Mistaken for a carrot? Markus Zahn stands at his sportscar, which was allegedly damaged by a donkey. Picture: Carolin Eckenfels/dpa via AP.
Mistaken for a carrot? Markus Zahn stands at his sportscar, which was allegedly damaged by a donkey. Picture: Carolin Eckenfels/dpa via AP.
'Vitus' the supercar-munching donkey seen in a calmer moment on his meadow in central Germany. Picture: Hit Radio FFH/dpa via AP.
'Vitus' the supercar-munching donkey seen in a calmer moment on his meadow in central Germany. Picture: Hit Radio FFH/dpa via AP.

Giessen, Germany - If you were a hungry donkey, would you mistake a bright orange McLaren 650S Spider for a carrot?
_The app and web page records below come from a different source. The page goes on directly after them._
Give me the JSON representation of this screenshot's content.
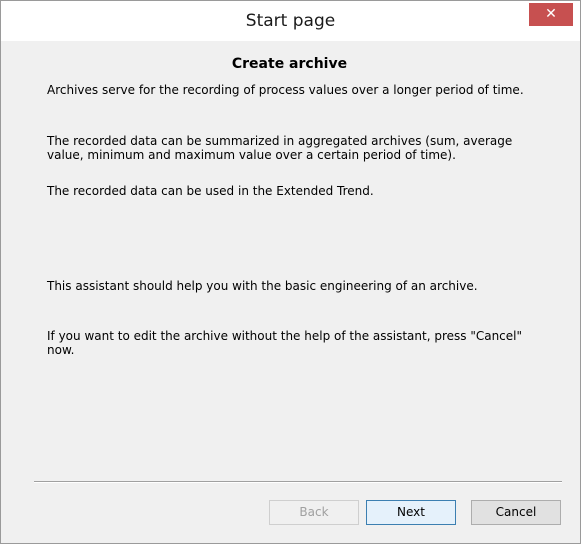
{
  "window": {
    "title": "Start page",
    "close_glyph": "✕"
  },
  "content": {
    "heading": "Create archive",
    "paragraphs": [
      "Archives serve for the recording of process values over a longer period of time.",
      "The recorded data can be summarized in aggregated archives (sum, average value, minimum and maximum value over a certain period of time).",
      "The recorded data can be used in the Extended Trend.",
      "This assistant should help you with the basic engineering of an archive.",
      "If you want to edit the archive without the help of the assistant, press \"Cancel\" now."
    ]
  },
  "buttons": {
    "back": "Back",
    "next": "Next",
    "cancel": "Cancel"
  },
  "colors": {
    "close_button": "#c75050",
    "default_button_border": "#3c7fb1"
  }
}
A certain fellow called Vitus did exactly that, and now his owners are in a spot of trouble.

On Thursday, a local court ruled that the donkey's owners must pay for the damage that their animal caused when it bit the rear of a McLaren, harming its paintwork and a carbon fibre panel.

According to a court spokesman, the court was convinced that the donkey had twice bitten the rear of the car during the incident in September 2016, and had caused some 5800 euros (R92 000) in damages.

The owner of the car had been forced to pay for the damages out of his own pocket, and had taken the matter to court after the donkey owners' insurance had only agreed to pay for half of the damages.

The 50-year-old plaintiff arrived at the court on Thursday in the sportscar in question. The donkey, Vitus, on the other hand, was not present, nor were his former owners. According to media reports, the animal now has a new owner.

"Did you know that a dangerous donkey was up to mischief in the area?" the lead judge in the case asked the plaintiff during the proceedings. Given such a curious case, the atmosphere in the courtroom was more jovial than usual.

However, the more important and serious question for the court was whether Vitus really did bite the sportscar, or if the scratches were already there. The car's owner had asserted that his car had no previous paint damage.

The man told the court that he had bought himself the vehicle three years ago, and had briefly wanted to go to the doctor on the day of the incident.

He had wanted to turn around near a field and had started to reverse, but had not seen the donkey until it dived forward and twice bit the rear of the car.

A witness, an employee of the plaintiff, confirmed his report. The court's ruling is not yet legally binding.

The case had already caused a stir when it first surfaced a year ago. At the time, police reported that the donkey might have confused the orange sports car with a giant carrot. 

The donkey's owner allegedly told the McLaren driver that he should have picked a better parking place.